==== MATERIAL SUPPLIED

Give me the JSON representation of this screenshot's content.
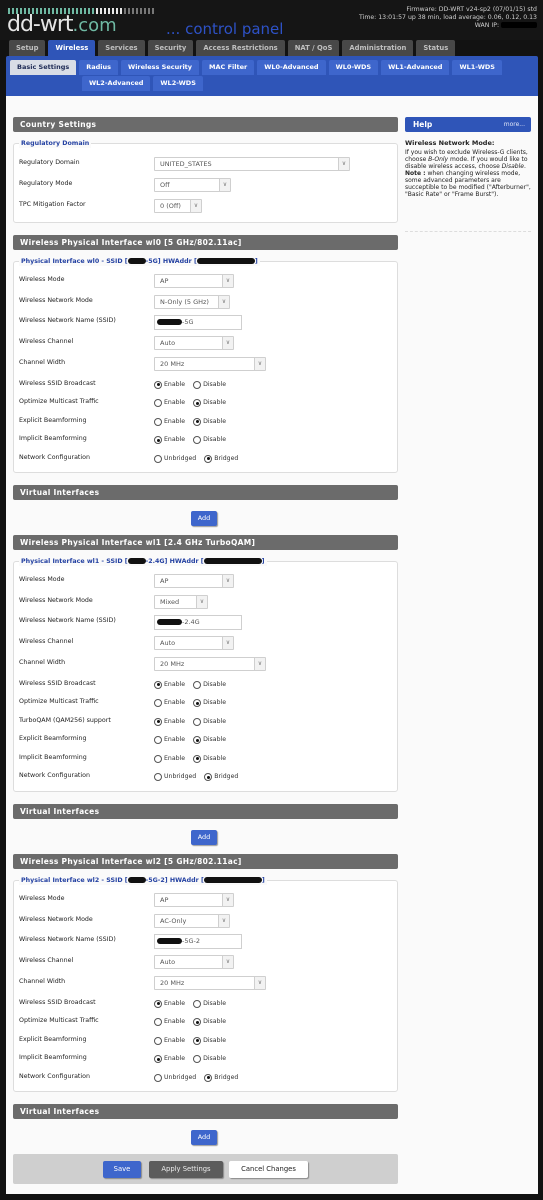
{
  "header": {
    "logo_main": "dd-wrt",
    "logo_com": ".com",
    "logo_sub": "... control panel",
    "firmware": "Firmware: DD-WRT v24-sp2 (07/01/15) std",
    "time": "Time: 13:01:57 up 38 min, load average: 0.06, 0.12, 0.13",
    "wan_ip_label": "WAN IP:"
  },
  "main_tabs": [
    {
      "label": "Setup",
      "active": false
    },
    {
      "label": "Wireless",
      "active": true
    },
    {
      "label": "Services",
      "active": false
    },
    {
      "label": "Security",
      "active": false
    },
    {
      "label": "Access Restrictions",
      "active": false
    },
    {
      "label": "NAT / QoS",
      "active": false
    },
    {
      "label": "Administration",
      "active": false
    },
    {
      "label": "Status",
      "active": false
    }
  ],
  "sub_tabs": [
    {
      "label": "Basic Settings",
      "active": true
    },
    {
      "label": "Radius",
      "active": false
    },
    {
      "label": "Wireless Security",
      "active": false
    },
    {
      "label": "MAC Filter",
      "active": false
    },
    {
      "label": "WL0-Advanced",
      "active": false
    },
    {
      "label": "WL0-WDS",
      "active": false
    },
    {
      "label": "WL1-Advanced",
      "active": false
    },
    {
      "label": "WL1-WDS",
      "active": false
    },
    {
      "label": "WL2-Advanced",
      "active": false
    },
    {
      "label": "WL2-WDS",
      "active": false
    }
  ],
  "country": {
    "title": "Country Settings",
    "legend": "Regulatory Domain",
    "fields": [
      {
        "label": "Regulatory Domain",
        "value": "UNITED_STATES"
      },
      {
        "label": "Regulatory Mode",
        "value": "Off"
      },
      {
        "label": "TPC Mitigation Factor",
        "value": "0 (Off)"
      }
    ]
  },
  "interfaces": [
    {
      "title": "Wireless Physical Interface wl0 [5 GHz/802.11ac]",
      "legend_prefix": "Physical Interface wl0 - SSID [",
      "legend_ssid_suffix": "-5G] HWAddr [",
      "legend_end": "]",
      "wireless_mode_label": "Wireless Mode",
      "wireless_mode": "AP",
      "network_mode_label": "Wireless Network Mode",
      "network_mode": "N-Only (5 GHz)",
      "ssid_label": "Wireless Network Name (SSID)",
      "ssid_suffix": "-5G",
      "channel_label": "Wireless Channel",
      "channel": "Auto",
      "width_label": "Channel Width",
      "width": "20 MHz",
      "radios": [
        {
          "label": "Wireless SSID Broadcast",
          "options": [
            "Enable",
            "Disable"
          ],
          "selected": 0
        },
        {
          "label": "Optimize Multicast Traffic",
          "options": [
            "Enable",
            "Disable"
          ],
          "selected": 1
        },
        {
          "label": "Explicit Beamforming",
          "options": [
            "Enable",
            "Disable"
          ],
          "selected": 1
        },
        {
          "label": "Implicit Beamforming",
          "options": [
            "Enable",
            "Disable"
          ],
          "selected": 0
        },
        {
          "label": "Network Configuration",
          "options": [
            "Unbridged",
            "Bridged"
          ],
          "selected": 1
        }
      ]
    },
    {
      "title": "Wireless Physical Interface wl1 [2.4 GHz TurboQAM]",
      "legend_prefix": "Physical Interface wl1 - SSID [",
      "legend_ssid_suffix": "-2.4G] HWAddr [",
      "legend_end": "]",
      "wireless_mode_label": "Wireless Mode",
      "wireless_mode": "AP",
      "network_mode_label": "Wireless Network Mode",
      "network_mode": "Mixed",
      "ssid_label": "Wireless Network Name (SSID)",
      "ssid_suffix": "-2.4G",
      "channel_label": "Wireless Channel",
      "channel": "Auto",
      "width_label": "Channel Width",
      "width": "20 MHz",
      "radios": [
        {
          "label": "Wireless SSID Broadcast",
          "options": [
            "Enable",
            "Disable"
          ],
          "selected": 0
        },
        {
          "label": "Optimize Multicast Traffic",
          "options": [
            "Enable",
            "Disable"
          ],
          "selected": 1
        },
        {
          "label": "TurboQAM (QAM256) support",
          "options": [
            "Enable",
            "Disable"
          ],
          "selected": 0
        },
        {
          "label": "Explicit Beamforming",
          "options": [
            "Enable",
            "Disable"
          ],
          "selected": 1
        },
        {
          "label": "Implicit Beamforming",
          "options": [
            "Enable",
            "Disable"
          ],
          "selected": 1
        },
        {
          "label": "Network Configuration",
          "options": [
            "Unbridged",
            "Bridged"
          ],
          "selected": 1
        }
      ]
    },
    {
      "title": "Wireless Physical Interface wl2 [5 GHz/802.11ac]",
      "legend_prefix": "Physical Interface wl2 - SSID [",
      "legend_ssid_suffix": "-5G-2] HWAddr [",
      "legend_end": "]",
      "wireless_mode_label": "Wireless Mode",
      "wireless_mode": "AP",
      "network_mode_label": "Wireless Network Mode",
      "network_mode": "AC-Only",
      "ssid_label": "Wireless Network Name (SSID)",
      "ssid_suffix": "-5G-2",
      "channel_label": "Wireless Channel",
      "channel": "Auto",
      "width_label": "Channel Width",
      "width": "20 MHz",
      "radios": [
        {
          "label": "Wireless SSID Broadcast",
          "options": [
            "Enable",
            "Disable"
          ],
          "selected": 0
        },
        {
          "label": "Optimize Multicast Traffic",
          "options": [
            "Enable",
            "Disable"
          ],
          "selected": 1
        },
        {
          "label": "Explicit Beamforming",
          "options": [
            "Enable",
            "Disable"
          ],
          "selected": 1
        },
        {
          "label": "Implicit Beamforming",
          "options": [
            "Enable",
            "Disable"
          ],
          "selected": 0
        },
        {
          "label": "Network Configuration",
          "options": [
            "Unbridged",
            "Bridged"
          ],
          "selected": 1
        }
      ]
    }
  ],
  "virtual": {
    "title": "Virtual Interfaces",
    "add_label": "Add"
  },
  "help": {
    "title": "Help",
    "more": "more...",
    "heading": "Wireless Network Mode:",
    "p1a": "If you wish to exclude Wireless-G clients, choose ",
    "p1b": "B-Only",
    "p1c": " mode. If you would like to disable wireless access, choose ",
    "p1d": "Disable",
    "p1e": ".",
    "note_label": "Note :",
    "note_text": " when changing wireless mode, some advanced parameters are succeptible to be modified (\"Afterburner\", \"Basic Rate\" or \"Frame Burst\")."
  },
  "footer": {
    "save": "Save",
    "apply": "Apply Settings",
    "cancel": "Cancel Changes"
  }
}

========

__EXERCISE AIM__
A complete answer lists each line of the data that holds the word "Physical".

__RESPONSE AREA__
      "title": "Wireless Physical Interface wl0 [5 GHz/802.11ac]",
      "legend_prefix": "Physical Interface wl0 - SSID [",
      "title": "Wireless Physical Interface wl1 [2.4 GHz TurboQAM]",
      "legend_prefix": "Physical Interface wl1 - SSID [",
      "title": "Wireless Physical Interface wl2 [5 GHz/802.11ac]",
      "legend_prefix": "Physical Interface wl2 - SSID [",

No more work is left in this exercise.